She is the most “Californian” of French filmmakers, and this month her works are being featured at the Los Angeles County Museum of Art (LACMA). In the first museum exhibit of her work, Agnès Varda in Californialand will open to the public on November 3rd, preceded on the same day by a conference at the Getty. The City of Angels is paying a special tribute to the “grandmother of the French New Wave” not only because Varda, now 85 years young, is an iconic filmmaker, but also because she considers Los Angeles a bit like her second home.
“When I came in 1967 with Jacques Demy (her late husband, who had come to make a film with Columbia), we were very excited,” she said at a press conference during the presentation of her exhibit at LACMA. “We were very impressed by the spirit of freedom that was ever-present in Los Angeles, the culture, political protests against the Vietnam war… And sexuality was like an open book.
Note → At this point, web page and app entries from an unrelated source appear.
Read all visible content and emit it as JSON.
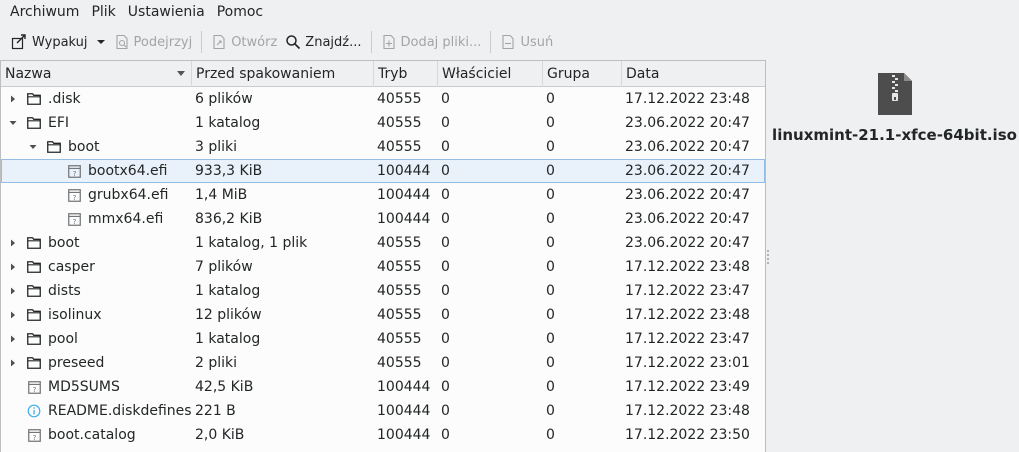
{
  "menu": [
    "Archiwum",
    "Plik",
    "Ustawienia",
    "Pomoc"
  ],
  "toolbar": {
    "extract": "Wypakuj",
    "preview": "Podejrzyj",
    "open": "Otwórz",
    "find": "Znajdź...",
    "add_files": "Dodaj pliki...",
    "remove": "Usuń"
  },
  "columns": {
    "name": "Nazwa",
    "size": "Przed spakowaniem",
    "mode": "Tryb",
    "owner": "Właściciel",
    "group": "Grupa",
    "date": "Data"
  },
  "rows": [
    {
      "name": ".disk",
      "size": "6 plików",
      "mode": "40555",
      "owner": "0",
      "group": "0",
      "date": "17.12.2022 23:48",
      "type": "folder",
      "level": 0,
      "expander": "collapsed"
    },
    {
      "name": "EFI",
      "size": "1 katalog",
      "mode": "40555",
      "owner": "0",
      "group": "0",
      "date": "23.06.2022 20:47",
      "type": "folder",
      "level": 0,
      "expander": "expanded"
    },
    {
      "name": "boot",
      "size": "3 pliki",
      "mode": "40555",
      "owner": "0",
      "group": "0",
      "date": "23.06.2022 20:47",
      "type": "folder",
      "level": 1,
      "expander": "expanded"
    },
    {
      "name": "bootx64.efi",
      "size": "933,3 KiB",
      "mode": "100444",
      "owner": "0",
      "group": "0",
      "date": "23.06.2022 20:47",
      "type": "unknown-file",
      "level": 2,
      "expander": "none",
      "selected": true
    },
    {
      "name": "grubx64.efi",
      "size": "1,4 MiB",
      "mode": "100444",
      "owner": "0",
      "group": "0",
      "date": "23.06.2022 20:47",
      "type": "unknown-file",
      "level": 2,
      "expander": "none"
    },
    {
      "name": "mmx64.efi",
      "size": "836,2 KiB",
      "mode": "100444",
      "owner": "0",
      "group": "0",
      "date": "23.06.2022 20:47",
      "type": "unknown-file",
      "level": 2,
      "expander": "none"
    },
    {
      "name": "boot",
      "size": "1 katalog, 1 plik",
      "mode": "40555",
      "owner": "0",
      "group": "0",
      "date": "23.06.2022 20:47",
      "type": "folder",
      "level": 0,
      "expander": "collapsed"
    },
    {
      "name": "casper",
      "size": "7 plików",
      "mode": "40555",
      "owner": "0",
      "group": "0",
      "date": "17.12.2022 23:48",
      "type": "folder",
      "level": 0,
      "expander": "collapsed"
    },
    {
      "name": "dists",
      "size": "1 katalog",
      "mode": "40555",
      "owner": "0",
      "group": "0",
      "date": "17.12.2022 23:47",
      "type": "folder",
      "level": 0,
      "expander": "collapsed"
    },
    {
      "name": "isolinux",
      "size": "12 plików",
      "mode": "40555",
      "owner": "0",
      "group": "0",
      "date": "17.12.2022 23:48",
      "type": "folder",
      "level": 0,
      "expander": "collapsed"
    },
    {
      "name": "pool",
      "size": "1 katalog",
      "mode": "40555",
      "owner": "0",
      "group": "0",
      "date": "17.12.2022 23:47",
      "type": "folder",
      "level": 0,
      "expander": "collapsed"
    },
    {
      "name": "preseed",
      "size": "2 pliki",
      "mode": "40555",
      "owner": "0",
      "group": "0",
      "date": "17.12.2022 23:01",
      "type": "folder",
      "level": 0,
      "expander": "collapsed"
    },
    {
      "name": "MD5SUMS",
      "size": "42,5 KiB",
      "mode": "100444",
      "owner": "0",
      "group": "0",
      "date": "17.12.2022 23:49",
      "type": "unknown-file",
      "level": 0,
      "expander": "none"
    },
    {
      "name": "README.diskdefines",
      "size": "221 B",
      "mode": "100444",
      "owner": "0",
      "group": "0",
      "date": "17.12.2022 23:48",
      "type": "info-file",
      "level": 0,
      "expander": "none"
    },
    {
      "name": "boot.catalog",
      "size": "2,0 KiB",
      "mode": "100444",
      "owner": "0",
      "group": "0",
      "date": "17.12.2022 23:50",
      "type": "unknown-file",
      "level": 0,
      "expander": "none"
    }
  ],
  "info": {
    "archive_name": "linuxmint-21.1-xfce-64bit.iso"
  },
  "colors": {
    "selection_bg": "#e9f2fa",
    "selection_border": "#93bde3",
    "info_icon": "#3daee9"
  }
}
Artists were all a little crazy, and everything seemed to be freewheeling. It was very inspiring.”
The Hippie Years in Hollywood
The movement inspired her first Hollywood-Hippie film, Lions Love, which was released in 1970. “Today, Hollywood has changed quite a bit. In those days, even the most well-established filmmakers in the industry wore those big love and peace pendants. Nowadays, they clearly no longer pretend to be hippies!” laughs Varda. She has certainly maintained a bit of a nonconformist spirit, as demonstrated by her two-toned white and brown, bowl-cut hairstyle and a matching loose tunic that she wears with small heeled sandals.
Agnès Varda is also interested in Los Angeles’s social and political issues, which she has captured in her videos and photographs. A selection of them is displayed in the exhibit at LACMA. “I was one of the first to capture the Black Panther movement on film,” she explains. But she would never have imagined, at the time, that the 30-minute documentary she filmed in 1968 on this topic would later become one of the most important accounts of the black community in America. After having returned to France in 1970 Varda went back to Los Angeles for a second time, from 1979-1981, to film a documentary on mural painting in the City of Angles entitled Mur Murs, as well as a fiction movie based on her life in Venice, called Documenteur. A selection of these photographs from her years in California is also on display in the exhibit.
A cabana offers audiences another way to watch films
In the middle of the gallery visitors will be treated to one of her famous shacks, or cabanas, which Varda created by using the print that she unspooled from the reel of the film Lions Love. “I like the idea of cabanas. Children need them to create their own nest. When we grow up we still need them, but we can invite others inside to have a seat. It feels nice inside, a place where we can reflect and repose. It offers another way for audiences to watch films. It’s a lovely way to express my love for film.”
At 85, Agnès Varda admits that she hasn’t changed the way she works. “I can only reflect on the work by immersing myself in a steaming bath, or in bed. When ideas come to me, I always forget to write them down. I’m not very organized, but that’s ok. What’s important is to always think while you’re daydreaming.”
Agnès Varda in Californialand, November 3, 2013 – June 22, 2014
LACMA, 5905 Wilshire Blvd
$15 (adults), $10 (students and seniors)
Art on Screen: A Conversation with Agnès Varda, November 3, 2013
The Getty Center, Harold M. Williams Auditorium, 1200 Getty Center Drive
Free admission (reservations required)